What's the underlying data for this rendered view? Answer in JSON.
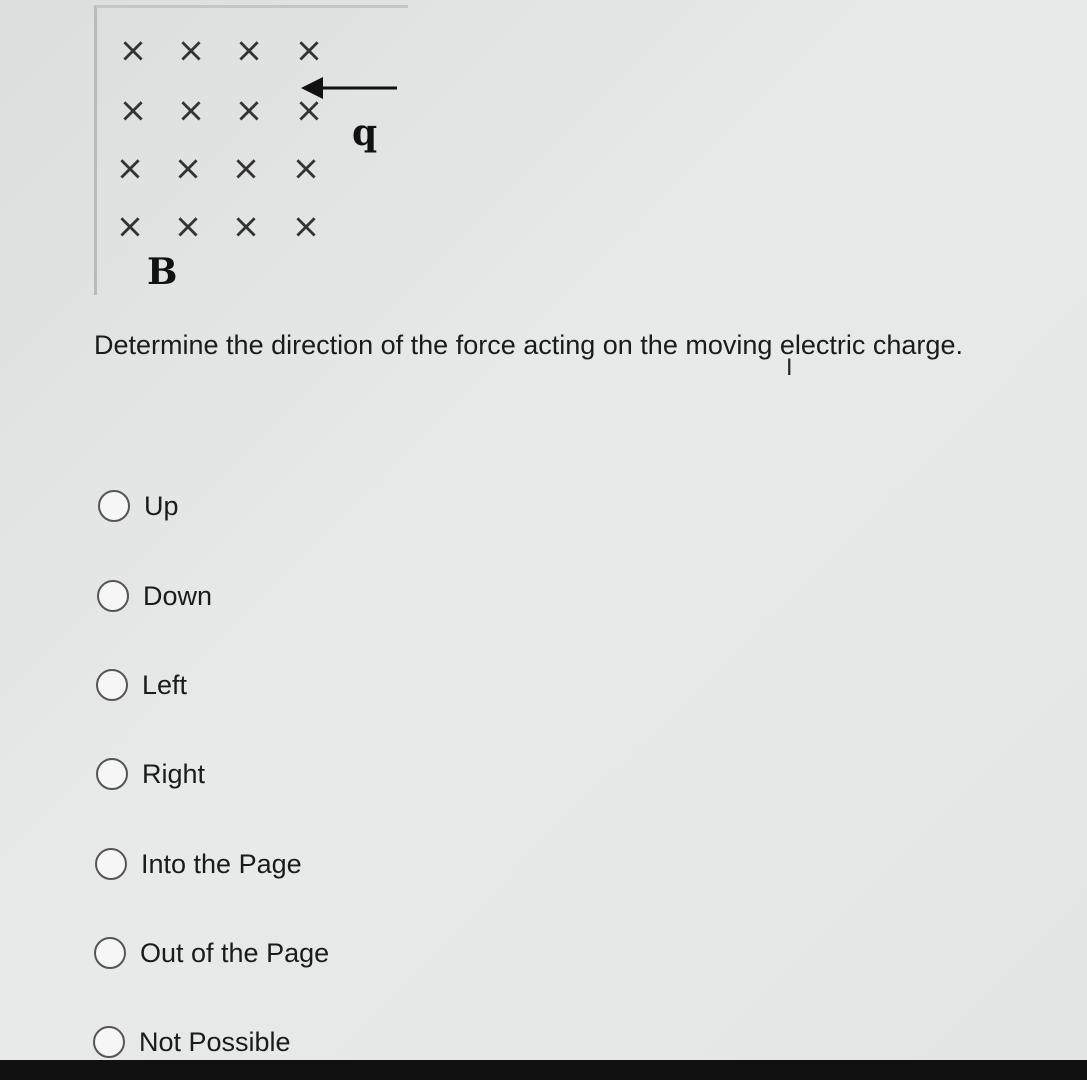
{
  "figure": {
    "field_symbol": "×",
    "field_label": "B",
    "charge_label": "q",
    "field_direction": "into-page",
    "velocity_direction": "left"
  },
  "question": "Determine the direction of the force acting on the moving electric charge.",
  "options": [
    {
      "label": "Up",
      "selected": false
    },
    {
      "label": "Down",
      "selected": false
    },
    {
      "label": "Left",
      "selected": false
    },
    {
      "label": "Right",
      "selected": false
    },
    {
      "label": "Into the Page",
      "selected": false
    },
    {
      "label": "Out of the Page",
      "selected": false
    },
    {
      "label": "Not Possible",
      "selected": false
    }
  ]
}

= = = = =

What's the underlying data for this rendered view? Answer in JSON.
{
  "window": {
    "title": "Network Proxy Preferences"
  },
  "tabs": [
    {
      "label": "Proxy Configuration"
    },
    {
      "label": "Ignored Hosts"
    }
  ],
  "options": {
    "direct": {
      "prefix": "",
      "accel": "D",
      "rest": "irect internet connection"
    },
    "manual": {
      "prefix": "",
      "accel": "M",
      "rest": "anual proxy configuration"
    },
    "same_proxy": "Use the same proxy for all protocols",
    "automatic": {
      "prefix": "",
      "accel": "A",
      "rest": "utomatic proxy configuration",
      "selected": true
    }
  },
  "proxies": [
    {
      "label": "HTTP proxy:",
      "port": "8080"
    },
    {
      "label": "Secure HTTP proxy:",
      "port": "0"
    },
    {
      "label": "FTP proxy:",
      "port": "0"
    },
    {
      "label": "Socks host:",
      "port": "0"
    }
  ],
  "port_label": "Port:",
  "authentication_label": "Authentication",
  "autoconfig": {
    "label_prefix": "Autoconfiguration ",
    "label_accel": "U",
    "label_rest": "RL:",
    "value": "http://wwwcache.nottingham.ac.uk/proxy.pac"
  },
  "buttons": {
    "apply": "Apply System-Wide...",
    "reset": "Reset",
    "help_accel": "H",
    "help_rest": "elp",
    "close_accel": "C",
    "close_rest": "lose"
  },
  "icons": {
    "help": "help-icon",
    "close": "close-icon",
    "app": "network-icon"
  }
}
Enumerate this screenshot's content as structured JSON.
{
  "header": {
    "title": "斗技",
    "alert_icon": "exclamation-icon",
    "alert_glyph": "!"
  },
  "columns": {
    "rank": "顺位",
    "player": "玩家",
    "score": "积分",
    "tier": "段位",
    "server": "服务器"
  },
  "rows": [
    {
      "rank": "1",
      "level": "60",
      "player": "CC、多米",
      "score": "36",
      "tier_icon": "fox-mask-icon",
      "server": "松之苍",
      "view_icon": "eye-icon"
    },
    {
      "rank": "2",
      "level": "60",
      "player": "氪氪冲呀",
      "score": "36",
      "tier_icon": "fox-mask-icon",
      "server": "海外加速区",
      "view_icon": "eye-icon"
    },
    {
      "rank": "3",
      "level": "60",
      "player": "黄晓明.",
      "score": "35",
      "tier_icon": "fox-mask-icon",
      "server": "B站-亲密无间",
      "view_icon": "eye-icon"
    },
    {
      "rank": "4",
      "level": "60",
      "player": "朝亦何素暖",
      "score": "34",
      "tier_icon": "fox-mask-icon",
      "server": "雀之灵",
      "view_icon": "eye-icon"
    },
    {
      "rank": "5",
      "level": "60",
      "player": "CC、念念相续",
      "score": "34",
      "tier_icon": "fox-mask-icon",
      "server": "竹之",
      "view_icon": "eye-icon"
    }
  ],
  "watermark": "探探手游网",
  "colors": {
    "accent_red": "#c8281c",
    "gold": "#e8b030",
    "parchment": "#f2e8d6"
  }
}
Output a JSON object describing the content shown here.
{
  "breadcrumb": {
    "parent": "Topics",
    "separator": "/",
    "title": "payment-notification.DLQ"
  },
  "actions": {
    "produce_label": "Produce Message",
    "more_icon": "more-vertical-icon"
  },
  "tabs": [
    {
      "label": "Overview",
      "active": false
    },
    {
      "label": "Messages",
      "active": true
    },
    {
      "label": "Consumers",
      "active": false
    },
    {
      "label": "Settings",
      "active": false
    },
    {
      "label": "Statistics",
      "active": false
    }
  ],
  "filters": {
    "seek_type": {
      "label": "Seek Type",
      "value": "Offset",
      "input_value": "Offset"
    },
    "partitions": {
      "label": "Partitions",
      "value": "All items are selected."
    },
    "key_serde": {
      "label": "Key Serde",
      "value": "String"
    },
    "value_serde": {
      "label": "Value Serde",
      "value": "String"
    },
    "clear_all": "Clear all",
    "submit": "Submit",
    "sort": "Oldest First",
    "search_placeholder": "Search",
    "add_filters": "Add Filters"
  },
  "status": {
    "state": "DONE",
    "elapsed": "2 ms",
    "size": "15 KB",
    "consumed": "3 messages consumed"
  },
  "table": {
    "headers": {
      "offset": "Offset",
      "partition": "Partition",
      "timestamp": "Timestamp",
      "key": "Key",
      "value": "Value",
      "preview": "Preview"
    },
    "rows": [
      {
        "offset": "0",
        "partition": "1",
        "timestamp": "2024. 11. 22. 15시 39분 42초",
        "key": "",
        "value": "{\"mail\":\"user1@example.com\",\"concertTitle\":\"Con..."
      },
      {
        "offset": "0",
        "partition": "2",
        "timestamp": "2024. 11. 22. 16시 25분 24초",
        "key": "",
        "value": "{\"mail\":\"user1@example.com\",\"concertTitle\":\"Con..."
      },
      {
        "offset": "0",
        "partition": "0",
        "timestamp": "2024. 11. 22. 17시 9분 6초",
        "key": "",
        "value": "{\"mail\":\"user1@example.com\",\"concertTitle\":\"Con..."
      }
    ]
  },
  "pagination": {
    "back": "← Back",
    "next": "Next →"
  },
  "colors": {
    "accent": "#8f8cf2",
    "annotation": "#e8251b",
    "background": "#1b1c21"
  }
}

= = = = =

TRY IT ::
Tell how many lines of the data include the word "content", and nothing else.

EXERCISE RESULT ::
2